━━━ The input
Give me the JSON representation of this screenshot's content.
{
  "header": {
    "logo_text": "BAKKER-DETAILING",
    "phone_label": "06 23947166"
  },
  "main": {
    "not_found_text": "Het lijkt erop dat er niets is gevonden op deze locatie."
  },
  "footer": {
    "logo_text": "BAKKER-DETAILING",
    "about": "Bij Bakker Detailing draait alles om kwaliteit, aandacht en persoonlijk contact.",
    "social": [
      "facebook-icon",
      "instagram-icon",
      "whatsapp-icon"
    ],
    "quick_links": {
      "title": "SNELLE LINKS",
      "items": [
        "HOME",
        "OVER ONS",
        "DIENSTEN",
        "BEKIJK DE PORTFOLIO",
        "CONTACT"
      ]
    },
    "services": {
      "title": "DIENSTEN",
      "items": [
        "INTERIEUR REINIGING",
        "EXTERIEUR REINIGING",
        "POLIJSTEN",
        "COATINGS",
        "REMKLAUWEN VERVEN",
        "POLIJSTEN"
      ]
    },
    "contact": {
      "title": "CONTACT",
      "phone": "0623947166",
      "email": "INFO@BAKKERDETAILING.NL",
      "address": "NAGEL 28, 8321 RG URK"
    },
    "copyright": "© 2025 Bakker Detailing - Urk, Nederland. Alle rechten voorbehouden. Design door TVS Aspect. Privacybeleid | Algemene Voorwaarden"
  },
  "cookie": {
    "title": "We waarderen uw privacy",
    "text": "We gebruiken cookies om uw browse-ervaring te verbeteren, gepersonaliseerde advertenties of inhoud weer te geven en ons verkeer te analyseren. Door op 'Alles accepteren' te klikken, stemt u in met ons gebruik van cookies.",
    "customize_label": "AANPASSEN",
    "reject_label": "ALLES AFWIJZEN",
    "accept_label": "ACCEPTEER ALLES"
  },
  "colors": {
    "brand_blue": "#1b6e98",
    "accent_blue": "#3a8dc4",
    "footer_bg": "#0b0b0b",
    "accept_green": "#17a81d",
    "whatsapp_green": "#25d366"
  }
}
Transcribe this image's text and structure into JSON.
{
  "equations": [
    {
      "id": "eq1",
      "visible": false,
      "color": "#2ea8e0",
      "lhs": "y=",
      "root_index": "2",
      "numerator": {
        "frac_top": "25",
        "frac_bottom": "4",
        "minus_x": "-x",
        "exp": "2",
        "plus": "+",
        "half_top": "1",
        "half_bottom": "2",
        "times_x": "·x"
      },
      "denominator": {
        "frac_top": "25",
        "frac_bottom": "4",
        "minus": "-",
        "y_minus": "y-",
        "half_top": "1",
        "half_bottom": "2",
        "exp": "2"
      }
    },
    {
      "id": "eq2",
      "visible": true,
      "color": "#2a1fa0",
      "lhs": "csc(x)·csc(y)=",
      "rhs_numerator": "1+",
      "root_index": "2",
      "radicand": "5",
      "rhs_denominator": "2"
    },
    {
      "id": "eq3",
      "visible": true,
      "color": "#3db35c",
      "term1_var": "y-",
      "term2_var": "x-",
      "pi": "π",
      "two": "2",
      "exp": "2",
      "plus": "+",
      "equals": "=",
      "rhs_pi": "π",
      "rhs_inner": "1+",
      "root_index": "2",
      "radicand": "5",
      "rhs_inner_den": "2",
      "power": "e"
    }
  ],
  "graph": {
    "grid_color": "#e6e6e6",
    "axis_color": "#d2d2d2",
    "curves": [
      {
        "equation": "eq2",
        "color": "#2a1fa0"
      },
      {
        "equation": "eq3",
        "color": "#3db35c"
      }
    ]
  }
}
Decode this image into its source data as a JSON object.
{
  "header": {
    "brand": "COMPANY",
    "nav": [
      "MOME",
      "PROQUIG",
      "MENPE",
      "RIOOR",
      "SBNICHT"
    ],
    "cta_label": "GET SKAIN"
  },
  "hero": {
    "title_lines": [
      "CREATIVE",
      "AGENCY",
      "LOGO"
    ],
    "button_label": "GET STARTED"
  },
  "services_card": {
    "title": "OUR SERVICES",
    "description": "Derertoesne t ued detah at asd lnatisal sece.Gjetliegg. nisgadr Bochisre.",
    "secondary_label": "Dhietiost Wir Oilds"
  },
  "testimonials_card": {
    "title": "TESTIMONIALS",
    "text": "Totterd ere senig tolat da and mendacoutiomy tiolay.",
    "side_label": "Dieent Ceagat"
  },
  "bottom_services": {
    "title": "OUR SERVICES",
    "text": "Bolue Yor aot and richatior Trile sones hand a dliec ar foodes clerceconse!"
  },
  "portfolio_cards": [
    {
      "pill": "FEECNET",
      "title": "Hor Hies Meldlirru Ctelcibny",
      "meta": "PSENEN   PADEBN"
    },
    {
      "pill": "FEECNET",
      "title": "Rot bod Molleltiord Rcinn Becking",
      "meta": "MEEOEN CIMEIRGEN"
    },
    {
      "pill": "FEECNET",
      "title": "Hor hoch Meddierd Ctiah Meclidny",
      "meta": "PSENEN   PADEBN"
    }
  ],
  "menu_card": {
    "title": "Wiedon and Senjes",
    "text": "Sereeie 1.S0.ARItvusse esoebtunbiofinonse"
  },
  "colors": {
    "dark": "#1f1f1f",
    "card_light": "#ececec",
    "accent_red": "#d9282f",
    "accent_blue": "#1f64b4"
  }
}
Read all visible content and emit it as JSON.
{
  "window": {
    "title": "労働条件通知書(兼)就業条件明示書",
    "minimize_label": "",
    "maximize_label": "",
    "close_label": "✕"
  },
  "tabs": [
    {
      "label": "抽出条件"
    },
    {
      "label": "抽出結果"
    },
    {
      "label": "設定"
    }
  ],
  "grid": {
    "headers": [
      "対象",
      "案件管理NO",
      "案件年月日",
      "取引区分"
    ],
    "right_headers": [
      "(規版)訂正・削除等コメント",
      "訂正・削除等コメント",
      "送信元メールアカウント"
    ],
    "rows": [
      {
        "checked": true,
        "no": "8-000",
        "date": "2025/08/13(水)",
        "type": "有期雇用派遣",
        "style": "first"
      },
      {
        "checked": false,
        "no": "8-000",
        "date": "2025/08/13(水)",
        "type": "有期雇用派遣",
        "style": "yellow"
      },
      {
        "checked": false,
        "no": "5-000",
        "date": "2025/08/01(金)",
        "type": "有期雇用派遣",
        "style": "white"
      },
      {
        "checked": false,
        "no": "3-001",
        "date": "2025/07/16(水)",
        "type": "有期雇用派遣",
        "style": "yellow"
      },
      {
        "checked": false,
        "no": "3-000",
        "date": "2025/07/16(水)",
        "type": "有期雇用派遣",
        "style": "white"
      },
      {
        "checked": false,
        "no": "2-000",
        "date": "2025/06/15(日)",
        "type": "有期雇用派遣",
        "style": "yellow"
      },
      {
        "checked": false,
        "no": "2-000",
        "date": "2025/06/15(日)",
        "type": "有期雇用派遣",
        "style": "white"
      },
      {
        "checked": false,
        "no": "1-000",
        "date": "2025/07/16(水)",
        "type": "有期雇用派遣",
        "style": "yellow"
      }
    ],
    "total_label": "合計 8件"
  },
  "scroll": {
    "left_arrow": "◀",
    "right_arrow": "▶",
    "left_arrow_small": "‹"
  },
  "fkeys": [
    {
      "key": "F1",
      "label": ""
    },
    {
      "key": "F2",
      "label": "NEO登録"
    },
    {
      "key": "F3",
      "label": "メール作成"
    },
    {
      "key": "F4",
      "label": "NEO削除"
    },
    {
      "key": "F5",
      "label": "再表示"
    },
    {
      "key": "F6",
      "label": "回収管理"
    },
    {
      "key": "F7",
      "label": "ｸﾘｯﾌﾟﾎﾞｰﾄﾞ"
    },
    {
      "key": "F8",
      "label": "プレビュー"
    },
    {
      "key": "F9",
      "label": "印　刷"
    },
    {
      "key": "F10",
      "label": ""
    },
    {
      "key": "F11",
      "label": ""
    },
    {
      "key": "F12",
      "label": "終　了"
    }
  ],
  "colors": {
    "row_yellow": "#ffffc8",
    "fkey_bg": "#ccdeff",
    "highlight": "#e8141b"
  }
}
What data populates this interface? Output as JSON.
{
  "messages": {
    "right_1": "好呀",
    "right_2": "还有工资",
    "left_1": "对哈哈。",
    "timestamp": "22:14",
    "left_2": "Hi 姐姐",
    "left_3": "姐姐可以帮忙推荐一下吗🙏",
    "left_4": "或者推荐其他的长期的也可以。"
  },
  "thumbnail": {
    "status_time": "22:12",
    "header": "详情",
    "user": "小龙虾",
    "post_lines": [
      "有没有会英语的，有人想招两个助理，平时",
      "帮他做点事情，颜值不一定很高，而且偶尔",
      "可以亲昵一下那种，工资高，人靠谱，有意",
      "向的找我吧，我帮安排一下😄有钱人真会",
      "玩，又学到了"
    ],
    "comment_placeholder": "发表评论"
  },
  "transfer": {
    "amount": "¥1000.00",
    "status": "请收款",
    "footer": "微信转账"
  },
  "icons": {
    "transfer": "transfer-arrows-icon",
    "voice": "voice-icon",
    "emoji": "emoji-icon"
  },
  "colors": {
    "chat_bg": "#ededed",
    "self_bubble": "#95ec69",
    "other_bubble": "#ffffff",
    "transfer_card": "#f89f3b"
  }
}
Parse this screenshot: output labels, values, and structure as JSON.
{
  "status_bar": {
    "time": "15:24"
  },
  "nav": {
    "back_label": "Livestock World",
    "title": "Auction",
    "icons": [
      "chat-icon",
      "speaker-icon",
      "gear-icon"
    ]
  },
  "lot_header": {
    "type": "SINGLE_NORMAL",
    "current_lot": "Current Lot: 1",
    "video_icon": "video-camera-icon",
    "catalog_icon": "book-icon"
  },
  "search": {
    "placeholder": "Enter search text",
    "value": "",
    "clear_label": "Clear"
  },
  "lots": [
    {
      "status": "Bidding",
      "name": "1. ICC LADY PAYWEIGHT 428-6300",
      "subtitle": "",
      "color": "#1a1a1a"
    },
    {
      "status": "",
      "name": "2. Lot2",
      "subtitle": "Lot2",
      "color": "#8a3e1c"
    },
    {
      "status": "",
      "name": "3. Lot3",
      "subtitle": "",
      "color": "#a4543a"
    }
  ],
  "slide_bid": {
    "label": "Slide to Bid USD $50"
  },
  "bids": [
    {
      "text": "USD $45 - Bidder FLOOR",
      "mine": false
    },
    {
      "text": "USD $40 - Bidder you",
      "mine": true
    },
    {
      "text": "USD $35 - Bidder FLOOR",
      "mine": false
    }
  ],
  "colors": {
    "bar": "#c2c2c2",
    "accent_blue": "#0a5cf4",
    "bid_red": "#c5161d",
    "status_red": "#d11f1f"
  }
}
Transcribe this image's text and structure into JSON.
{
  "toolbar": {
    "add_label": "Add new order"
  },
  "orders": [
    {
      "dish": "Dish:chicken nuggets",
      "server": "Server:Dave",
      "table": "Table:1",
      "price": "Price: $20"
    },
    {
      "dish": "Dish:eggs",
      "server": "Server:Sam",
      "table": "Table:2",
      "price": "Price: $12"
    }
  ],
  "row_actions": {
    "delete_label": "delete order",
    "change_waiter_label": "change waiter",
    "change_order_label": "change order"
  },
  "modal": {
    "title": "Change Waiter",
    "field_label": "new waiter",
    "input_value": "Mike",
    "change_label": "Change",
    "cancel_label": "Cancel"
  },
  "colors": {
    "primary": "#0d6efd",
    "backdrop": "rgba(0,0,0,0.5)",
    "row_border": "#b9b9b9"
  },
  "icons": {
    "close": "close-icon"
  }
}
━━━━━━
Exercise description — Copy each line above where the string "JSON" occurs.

Solved exercise —
Give me the JSON representation of this screenshot's content.
Transcribe this image's text and structure into JSON.
Decode this image into its source data as a JSON object.
Read all visible content and emit it as JSON.
What data populates this interface? Output as JSON.
Parse this screenshot: output labels, values, and structure as JSON.
Transcribe this image's text and structure into JSON.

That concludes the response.